Renée Deneuve.jpg
Simonot in 1942
Jeanne Renée Deneuve

(1911-09-10) 10 September 1911 (age 107)
OccupationStage, voice, and film actress
Years active1918–2001 (retired)
Maurice Dorléac
(m. 1940; died 1979)
Children4, including Françoise Dorléac and Catherine Deneuve
RelativesChristian Vadim (grandson)
Chiara Mastroianni (granddaughter)

Jeanne Renée Deneuve (born 10 September 1911), known professionally as Renée-Jeanne Simonot, is a retired French actress and voice artist. She was married to actor Maurice Dorléac, and is the mother of actresses Catherine Deneuve and Françoise Dorléac, and grandmother of actors Christian Vadim and Chiara Mastroianni.

Early life and career[edit]

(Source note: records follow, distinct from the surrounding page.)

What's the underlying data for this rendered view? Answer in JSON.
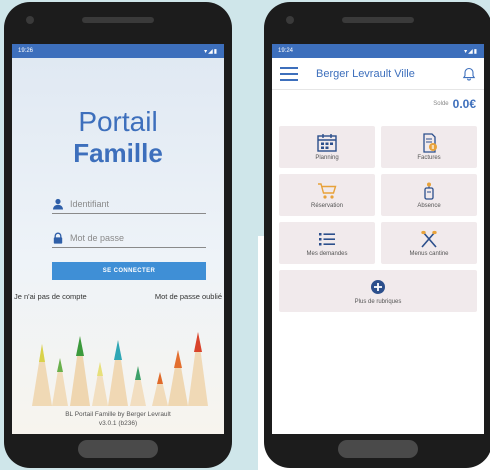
{
  "left_phone": {
    "status_time": "19:26",
    "brand_line1": "Portail",
    "brand_line2": "Famille",
    "username_placeholder": "Identifiant",
    "password_placeholder": "Mot de passe",
    "connect_button": "SE CONNECTER",
    "no_account_link": "Je n'ai pas de compte",
    "forgot_password_link": "Mot de passe oublié",
    "footer_line1": "BL Portail Famille by Berger Levrault",
    "footer_line2": "v3.0.1 (b236)"
  },
  "right_phone": {
    "status_time": "19:24",
    "app_title": "Berger Levrault Ville",
    "balance_label": "Solde",
    "balance_value": "0.0€",
    "tiles": [
      {
        "label": "Planning",
        "icon": "calendar-icon"
      },
      {
        "label": "Factures",
        "icon": "invoice-icon"
      },
      {
        "label": "Réservation",
        "icon": "cart-icon"
      },
      {
        "label": "Absence",
        "icon": "absence-icon"
      },
      {
        "label": "Mes demandes",
        "icon": "list-icon"
      },
      {
        "label": "Menus cantine",
        "icon": "cutlery-icon"
      }
    ],
    "more_label": "Plus de rubriques"
  },
  "colors": {
    "brand_blue": "#3d6fbc",
    "button_blue": "#3f8fd6",
    "tile_bg": "#f1eaec",
    "icon_orange": "#e8a23a",
    "background_teal": "#cfe6ea"
  }
}
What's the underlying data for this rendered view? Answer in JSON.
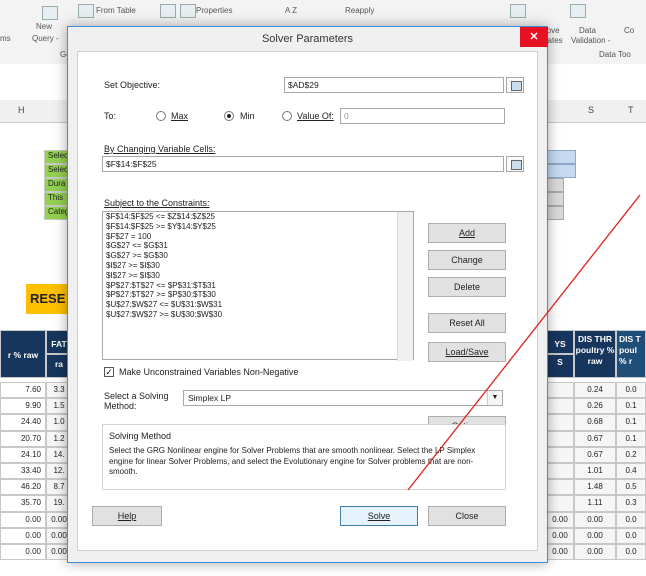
{
  "ribbon": {
    "new_query_label": "New",
    "new_query_sub": "Query -",
    "get_label": "Ge",
    "left_edge": "ms",
    "from_table": "From Table",
    "properties": "Properties",
    "az": "A Z",
    "reapply": "Reapply",
    "data_label": "Data",
    "validation_label": "Validation -",
    "remove_label": "move",
    "duplicates_label": "licates",
    "co_label": "Co",
    "data_tools_label": "Data Too"
  },
  "columns": {
    "h": "H",
    "s": "S",
    "t": "T"
  },
  "sheet": {
    "left_labels": [
      "Selec",
      "Selec",
      "Dura",
      "This",
      "Categ"
    ],
    "banner": "RESE",
    "hdr_raw": "r % raw",
    "hdr_fat": "FAT",
    "hdr_fat2": "ra",
    "hdr_ys": "YS",
    "hdr_ys2": "S",
    "hdr_dis_thr": "DIS THR poultry % raw",
    "hdr_dis_t": "DIS T poul % r",
    "col_a": [
      "7.60",
      "9.90",
      "24.40",
      "20.70",
      "24.10",
      "33.40",
      "46.20",
      "35.70",
      "0.00",
      "0.00",
      "0.00"
    ],
    "col_b": [
      "3.3",
      "1.5",
      "1.0",
      "1.2",
      "14.",
      "12.",
      "8.7",
      "19.",
      "0.00",
      "0.00",
      "0.00"
    ],
    "col_s": [
      "0.24",
      "0.26",
      "0.68",
      "0.67",
      "0.67",
      "1.01",
      "1.48",
      "1.11",
      "0.00",
      "0.00",
      "0.00"
    ],
    "col_t": [
      "0.0",
      "0.1",
      "0.1",
      "0.1",
      "0.2",
      "0.4",
      "0.5",
      "0.3",
      "0.0",
      "0.0",
      "0.0"
    ],
    "zero": "0.00"
  },
  "dialog": {
    "title": "Solver Parameters",
    "close_glyph": "✕",
    "set_objective_label": "Set Objective:",
    "set_objective_value": "$AD$29",
    "to_label": "To:",
    "max_label": "Max",
    "min_label": "Min",
    "value_of_label": "Value Of:",
    "value_of_value": "0",
    "selected_goal": "Min",
    "changing_cells_label": "By Changing Variable Cells:",
    "changing_cells_value": "$F$14:$F$25",
    "constraints_label": "Subject to the Constraints:",
    "constraints": [
      "$F$14:$F$25 <= $Z$14:$Z$25",
      "$F$14:$F$25 >= $Y$14:$Y$25",
      "$F$27 = 100",
      "$G$27 <= $G$31",
      "$G$27 >= $G$30",
      "$I$27 >= $I$30",
      "$I$27 >= $I$30",
      "$P$27:$T$27 <= $P$31:$T$31",
      "$P$27:$T$27 >= $P$30:$T$30",
      "$U$27:$W$27 <= $U$31:$W$31",
      "$U$27:$W$27 >= $U$30:$W$30"
    ],
    "add_button": "Add",
    "change_button": "Change",
    "delete_button": "Delete",
    "reset_all_button": "Reset All",
    "load_save_button": "Load/Save",
    "nonneg_label": "Make Unconstrained Variables Non-Negative",
    "nonneg_checked": "✓",
    "method_label_1": "Select a Solving",
    "method_label_2": "Method:",
    "method_value": "Simplex LP",
    "options_button": "Options",
    "solving_method_heading": "Solving Method",
    "solving_method_text": "Select the GRG Nonlinear engine for Solver Problems that are smooth nonlinear. Select the LP Simplex engine for linear Solver Problems, and select the Evolutionary engine for Solver problems that are non-smooth.",
    "help_button": "Help",
    "solve_button": "Solve",
    "close_button": "Close",
    "annotation_color": "#e02020"
  }
}
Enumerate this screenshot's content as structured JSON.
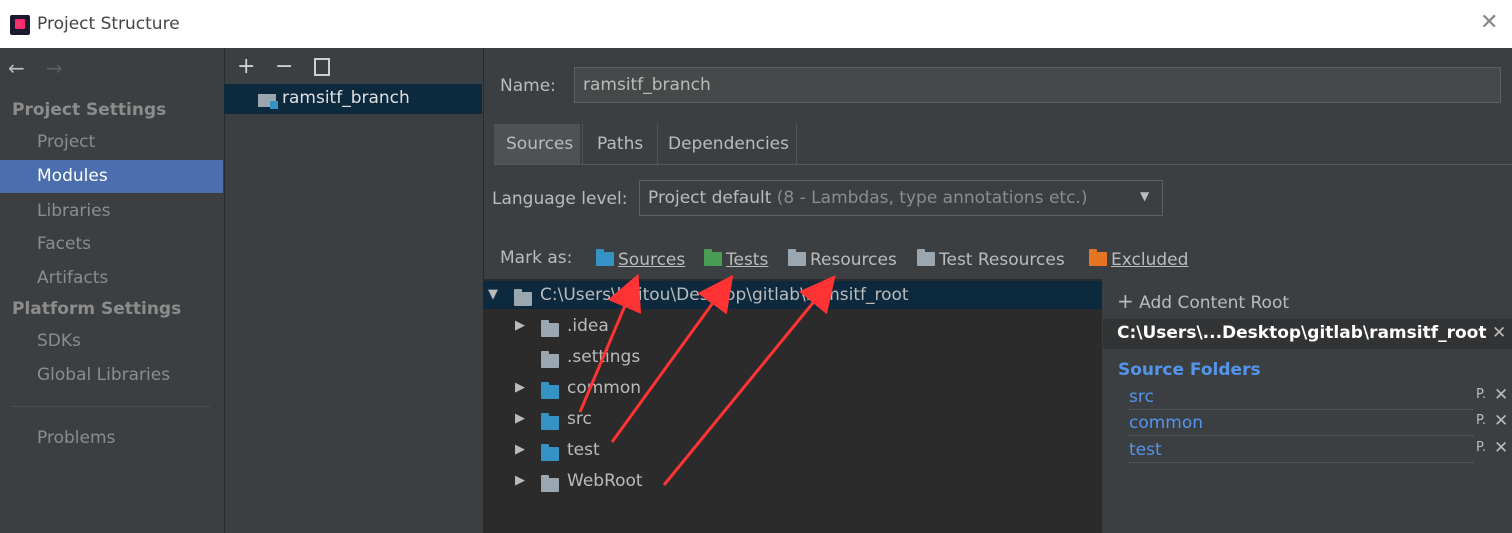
{
  "window": {
    "title": "Project Structure",
    "close_glyph": "✕"
  },
  "nav_arrows": {
    "back": "←",
    "forward": "→"
  },
  "left_nav": {
    "project_settings_header": "Project Settings",
    "items_project": [
      "Project",
      "Modules",
      "Libraries",
      "Facets",
      "Artifacts"
    ],
    "platform_settings_header": "Platform Settings",
    "items_platform": [
      "SDKs",
      "Global Libraries"
    ],
    "problems": "Problems",
    "selected": "Modules"
  },
  "module_toolbar": {
    "add": "+",
    "remove": "−",
    "copy_icon": "copy-icon"
  },
  "modules": [
    {
      "name": "ramsitf_branch"
    }
  ],
  "name_field": {
    "label": "Name:",
    "value": "ramsitf_branch"
  },
  "tabs": [
    "Sources",
    "Paths",
    "Dependencies"
  ],
  "selected_tab": "Sources",
  "language_level": {
    "label": "Language level:",
    "value": "Project default",
    "value_detail": "(8 - Lambdas, type annotations etc.)"
  },
  "mark_as": {
    "label": "Mark as:",
    "items": [
      {
        "label": "Sources",
        "color": "#3592c4"
      },
      {
        "label": "Tests",
        "color": "#499c54"
      },
      {
        "label": "Resources",
        "color": "#9aa7b0"
      },
      {
        "label": "Test Resources",
        "color": "#9aa7b0"
      },
      {
        "label": "Excluded",
        "color": "#e57423"
      }
    ]
  },
  "tree": {
    "root": "C:\\Users\\haitou\\Desktop\\gitlab\\ramsitf_root",
    "children": [
      {
        "name": ".idea",
        "expandable": true,
        "color": "#9aa7b0"
      },
      {
        "name": ".settings",
        "expandable": false,
        "color": "#9aa7b0"
      },
      {
        "name": "common",
        "expandable": true,
        "color": "#3592c4"
      },
      {
        "name": "src",
        "expandable": true,
        "color": "#3592c4"
      },
      {
        "name": "test",
        "expandable": true,
        "color": "#3592c4"
      },
      {
        "name": "WebRoot",
        "expandable": true,
        "color": "#9aa7b0"
      }
    ]
  },
  "content_root_pane": {
    "add_label": "Add Content Root",
    "root_path": "C:\\Users\\...Desktop\\gitlab\\ramsitf_root",
    "source_folders_header": "Source Folders",
    "source_folders": [
      "src",
      "common",
      "test"
    ],
    "row_action": "P."
  },
  "colors": {
    "accent": "#4b6eaf",
    "selection": "#0d293e",
    "annotation_arrow": "#ff3333"
  }
}
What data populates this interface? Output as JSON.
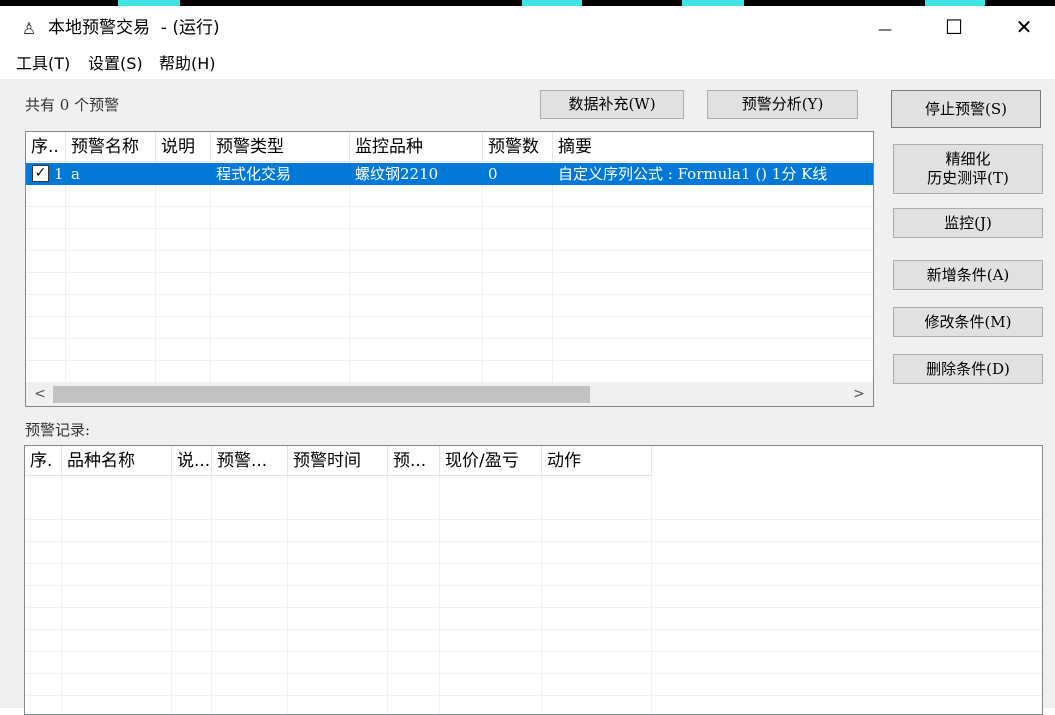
{
  "window": {
    "title": "本地预警交易  - (运行)",
    "app_icon": "bell-icon",
    "minimize_glyph": "—",
    "maximize_glyph": "☐",
    "close_glyph": "✕"
  },
  "menu": {
    "items": [
      {
        "label": "工具(T)"
      },
      {
        "label": "设置(S)"
      },
      {
        "label": "帮助(H)"
      }
    ]
  },
  "summary": {
    "count_text": "共有 0 个预警"
  },
  "buttons": {
    "data_fill": "数据补充(W)",
    "alert_analysis": "预警分析(Y)",
    "stop_alert": "停止预警(S)",
    "backtest": "精细化\n历史测评(T)",
    "monitor": "监控(J)",
    "add_condition": "新增条件(A)",
    "modify_condition": "修改条件(M)",
    "delete_condition": "删除条件(D)"
  },
  "alert_list": {
    "columns": [
      "序..",
      "预警名称",
      "说明",
      "预警类型",
      "监控品种",
      "预警数",
      "摘要"
    ],
    "rows": [
      {
        "checked": true,
        "index": "1",
        "name": "a",
        "desc": "",
        "type": "程式化交易",
        "symbol": "螺纹钢2210",
        "count": "0",
        "summary": "自定义序列公式 : Formula1 () 1分 K线"
      }
    ],
    "scroll_left": "<",
    "scroll_right": ">"
  },
  "records": {
    "label": "预警记录:",
    "columns": [
      "序.",
      "品种名称",
      "说...",
      "预警...",
      "预警时间",
      "预...",
      "现价/盈亏",
      "动作"
    ]
  },
  "colors": {
    "selection": "#0078d7",
    "client_bg": "#f0f0f0",
    "button_bg": "#e1e1e1"
  }
}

Born in Le Havre, France, she debuted at the Odeon Theatre in 1918 at the age of 7. Primarily a stage actress, she remained there for 28 years, holding the post of "leading lady". Her daughter Catherine chose to use her maiden name, Deneuve, as her stage name. Simonot is Renée's stage name, which she took from an opera singer and family friend.[1]

Renée Simonot was one of the first French actresses to begin the dubbing of American films in France from the beginning of the talkies in 1929 through the 1930s. She was the voice of Olivia de Havilland (in most of her films), Sylvia Sidney, Judy Garland and Esther Williams, among others.

Personal life[edit]

She had her first daughter, Danielle, out of wedlock on 15 December 1936 with actor Aimé Clariond.[2][3] While dubbing for MGM, she met Maurice Dorléac and they married in 1940. The couple had three daughters: Françoise, Catherine, and Sylvie (born 14 December 1946). Simonot has been a widow since 1979 and lives in Paris.

Selected stage work[edit]


  1. ^ Annick Cojean (31 August 2012). "Catherine Deneuve: 'Je n'ai aucune envie de jouer une grand-mère modèle'". Le Monde (in French). Retrieved 30 August 2017.
  2. ^ "Renée Dorléac ou la traversée du siècle" by Jean-Noël Mirande, Le Point, 18 May 2013 ‹See Tfd›(in French)
  3. ^ Interview by François Justamand, La Gazette du doublage via Objectif Cinéma, 10 February 2005; accessed 30 August 2017. ‹See Tfd›(in French)